History and Heritage

The original Tadcaster Grammar School was founded in 1557 by Owen Oglethorpe, Bishop of Carlisle, and native of Newton Kyme, in order to educate the sons of the poor of Tadcaster.

Merging with the Dawson’s Girls’ School at the beginning of the 20th century, it built an excellent reputation as a selective Grammar School, until becoming one of the first comprehensive schools in the country after 1945.

Relocating from the town to the present site one and a half miles to the west, in 1960, Tadcaster Grammar School became a fully comprehensive 11-18 school eight years later.

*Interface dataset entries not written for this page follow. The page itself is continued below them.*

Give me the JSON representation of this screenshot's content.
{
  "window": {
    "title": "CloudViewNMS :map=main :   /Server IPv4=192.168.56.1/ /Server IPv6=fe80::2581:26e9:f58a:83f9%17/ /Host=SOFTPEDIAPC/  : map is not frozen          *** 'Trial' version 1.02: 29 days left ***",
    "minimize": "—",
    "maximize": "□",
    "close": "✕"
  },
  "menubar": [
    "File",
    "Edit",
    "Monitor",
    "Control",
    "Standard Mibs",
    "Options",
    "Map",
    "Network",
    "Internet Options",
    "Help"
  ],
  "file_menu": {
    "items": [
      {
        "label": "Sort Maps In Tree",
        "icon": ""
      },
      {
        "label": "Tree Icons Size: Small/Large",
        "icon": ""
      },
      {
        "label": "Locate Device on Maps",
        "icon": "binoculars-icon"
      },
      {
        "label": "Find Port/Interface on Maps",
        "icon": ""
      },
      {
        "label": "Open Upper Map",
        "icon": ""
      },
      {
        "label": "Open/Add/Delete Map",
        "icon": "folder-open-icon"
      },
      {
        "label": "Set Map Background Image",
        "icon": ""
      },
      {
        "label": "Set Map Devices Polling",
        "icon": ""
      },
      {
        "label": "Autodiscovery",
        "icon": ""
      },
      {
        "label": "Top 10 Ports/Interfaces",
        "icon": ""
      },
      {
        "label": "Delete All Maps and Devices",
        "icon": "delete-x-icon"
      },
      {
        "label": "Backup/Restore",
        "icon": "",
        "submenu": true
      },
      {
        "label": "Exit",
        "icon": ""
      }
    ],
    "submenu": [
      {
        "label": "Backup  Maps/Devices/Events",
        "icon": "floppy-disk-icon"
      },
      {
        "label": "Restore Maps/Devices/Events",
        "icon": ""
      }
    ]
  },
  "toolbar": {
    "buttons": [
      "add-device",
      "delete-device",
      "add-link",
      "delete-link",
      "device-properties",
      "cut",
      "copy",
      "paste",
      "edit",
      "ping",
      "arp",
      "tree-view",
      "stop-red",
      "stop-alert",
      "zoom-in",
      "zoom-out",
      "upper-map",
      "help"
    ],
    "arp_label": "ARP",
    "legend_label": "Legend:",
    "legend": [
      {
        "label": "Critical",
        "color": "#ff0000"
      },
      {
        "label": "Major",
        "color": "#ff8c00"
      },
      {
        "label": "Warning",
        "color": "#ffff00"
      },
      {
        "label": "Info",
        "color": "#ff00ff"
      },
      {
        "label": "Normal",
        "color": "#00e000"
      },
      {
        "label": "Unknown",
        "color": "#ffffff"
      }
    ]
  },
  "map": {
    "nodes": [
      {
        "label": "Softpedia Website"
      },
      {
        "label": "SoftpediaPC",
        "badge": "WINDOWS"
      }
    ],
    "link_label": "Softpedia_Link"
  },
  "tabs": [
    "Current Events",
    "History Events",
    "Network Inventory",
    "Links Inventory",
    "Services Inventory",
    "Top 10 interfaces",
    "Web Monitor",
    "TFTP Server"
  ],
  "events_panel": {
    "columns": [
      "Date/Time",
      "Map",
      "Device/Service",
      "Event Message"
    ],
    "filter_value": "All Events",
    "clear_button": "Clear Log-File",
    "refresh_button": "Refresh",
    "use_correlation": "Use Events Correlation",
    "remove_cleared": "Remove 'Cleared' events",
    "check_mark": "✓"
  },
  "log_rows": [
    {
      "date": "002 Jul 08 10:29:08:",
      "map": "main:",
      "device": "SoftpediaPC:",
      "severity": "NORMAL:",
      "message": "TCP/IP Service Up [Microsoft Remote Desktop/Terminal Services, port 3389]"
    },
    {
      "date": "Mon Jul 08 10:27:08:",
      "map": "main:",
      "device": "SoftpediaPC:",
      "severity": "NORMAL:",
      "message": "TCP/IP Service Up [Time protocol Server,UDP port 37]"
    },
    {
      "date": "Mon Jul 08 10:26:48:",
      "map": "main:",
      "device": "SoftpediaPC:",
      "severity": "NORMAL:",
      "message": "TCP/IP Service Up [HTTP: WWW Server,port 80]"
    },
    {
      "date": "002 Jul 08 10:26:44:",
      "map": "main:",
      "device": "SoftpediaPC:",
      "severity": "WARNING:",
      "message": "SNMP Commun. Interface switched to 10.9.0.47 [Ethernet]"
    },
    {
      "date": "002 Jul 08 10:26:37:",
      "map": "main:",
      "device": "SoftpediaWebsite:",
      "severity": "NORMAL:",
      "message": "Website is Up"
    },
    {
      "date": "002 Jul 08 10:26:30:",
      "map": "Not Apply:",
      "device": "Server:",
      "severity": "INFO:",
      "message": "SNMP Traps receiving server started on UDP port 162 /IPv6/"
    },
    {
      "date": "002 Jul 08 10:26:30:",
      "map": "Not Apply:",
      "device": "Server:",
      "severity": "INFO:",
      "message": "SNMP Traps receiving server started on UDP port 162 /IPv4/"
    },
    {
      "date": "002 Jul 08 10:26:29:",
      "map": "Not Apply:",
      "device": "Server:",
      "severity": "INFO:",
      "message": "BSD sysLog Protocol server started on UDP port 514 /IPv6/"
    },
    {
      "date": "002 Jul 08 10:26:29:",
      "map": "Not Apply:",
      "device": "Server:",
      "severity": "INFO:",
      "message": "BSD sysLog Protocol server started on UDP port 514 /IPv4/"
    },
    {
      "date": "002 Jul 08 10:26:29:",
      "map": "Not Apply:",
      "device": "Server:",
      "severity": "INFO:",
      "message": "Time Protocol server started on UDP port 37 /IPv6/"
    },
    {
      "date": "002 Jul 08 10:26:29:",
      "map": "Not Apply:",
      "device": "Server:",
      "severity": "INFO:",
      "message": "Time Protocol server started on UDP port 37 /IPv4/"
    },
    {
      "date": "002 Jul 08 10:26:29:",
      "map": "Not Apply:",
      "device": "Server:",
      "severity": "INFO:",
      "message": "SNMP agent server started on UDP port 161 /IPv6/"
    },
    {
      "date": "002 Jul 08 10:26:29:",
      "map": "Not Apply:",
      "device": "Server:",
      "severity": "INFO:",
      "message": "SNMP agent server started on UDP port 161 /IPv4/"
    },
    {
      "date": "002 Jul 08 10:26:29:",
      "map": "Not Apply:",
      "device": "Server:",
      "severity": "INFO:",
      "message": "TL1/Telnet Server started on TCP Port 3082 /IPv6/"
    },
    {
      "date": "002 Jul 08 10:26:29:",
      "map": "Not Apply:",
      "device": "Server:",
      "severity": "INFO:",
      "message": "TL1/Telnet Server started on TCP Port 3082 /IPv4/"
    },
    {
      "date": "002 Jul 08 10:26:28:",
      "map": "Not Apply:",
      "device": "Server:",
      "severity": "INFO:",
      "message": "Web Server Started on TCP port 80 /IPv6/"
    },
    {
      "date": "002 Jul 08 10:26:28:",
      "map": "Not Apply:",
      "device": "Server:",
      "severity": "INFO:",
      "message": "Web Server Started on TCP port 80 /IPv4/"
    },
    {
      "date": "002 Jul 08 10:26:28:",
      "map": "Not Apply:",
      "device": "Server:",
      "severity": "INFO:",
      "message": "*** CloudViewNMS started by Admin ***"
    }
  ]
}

The design of the building aimed to blend the imposing facade of Toulston Lodge with modern architectural styles of the time.

A little more information is included in the document below:

As we celebrated the coronation of King Charles III, we reminded ourselves of how our history is touched by Royalty…

In 1559, our founder Owen Oglethorpe was the Bishop of Carlisle who, on 15th January at Westminster Abbey, crowned Queen Elizabeth I.

Toulston Hall was built by Sir Thomas Fairfax in 1603 (a Parliamentarian during the Civil War but a supporter of the Restoration). Whilst the hall was pulled down long before the end of the 1800s, the Lodge was used as the dowager house by the family. Whilst there are ‘gaps’ in the known ownership of the Toulston site we know that a Sir Frederick Milbank resided at the Lodge in the early 1800s, during which time he was honoured by a visit from the then King, George IV, who is said to have dined at the Lodge.

One of the governors of Tadcaster Grammar School in the late 1800s through to the 1940s was Sir Edward Clitherow Brooksbank, 1st Baronet Brooksbank of Healaugh Manor.  He is the great grandfather of Princess Eugenie’s husband Jack Brooksbank.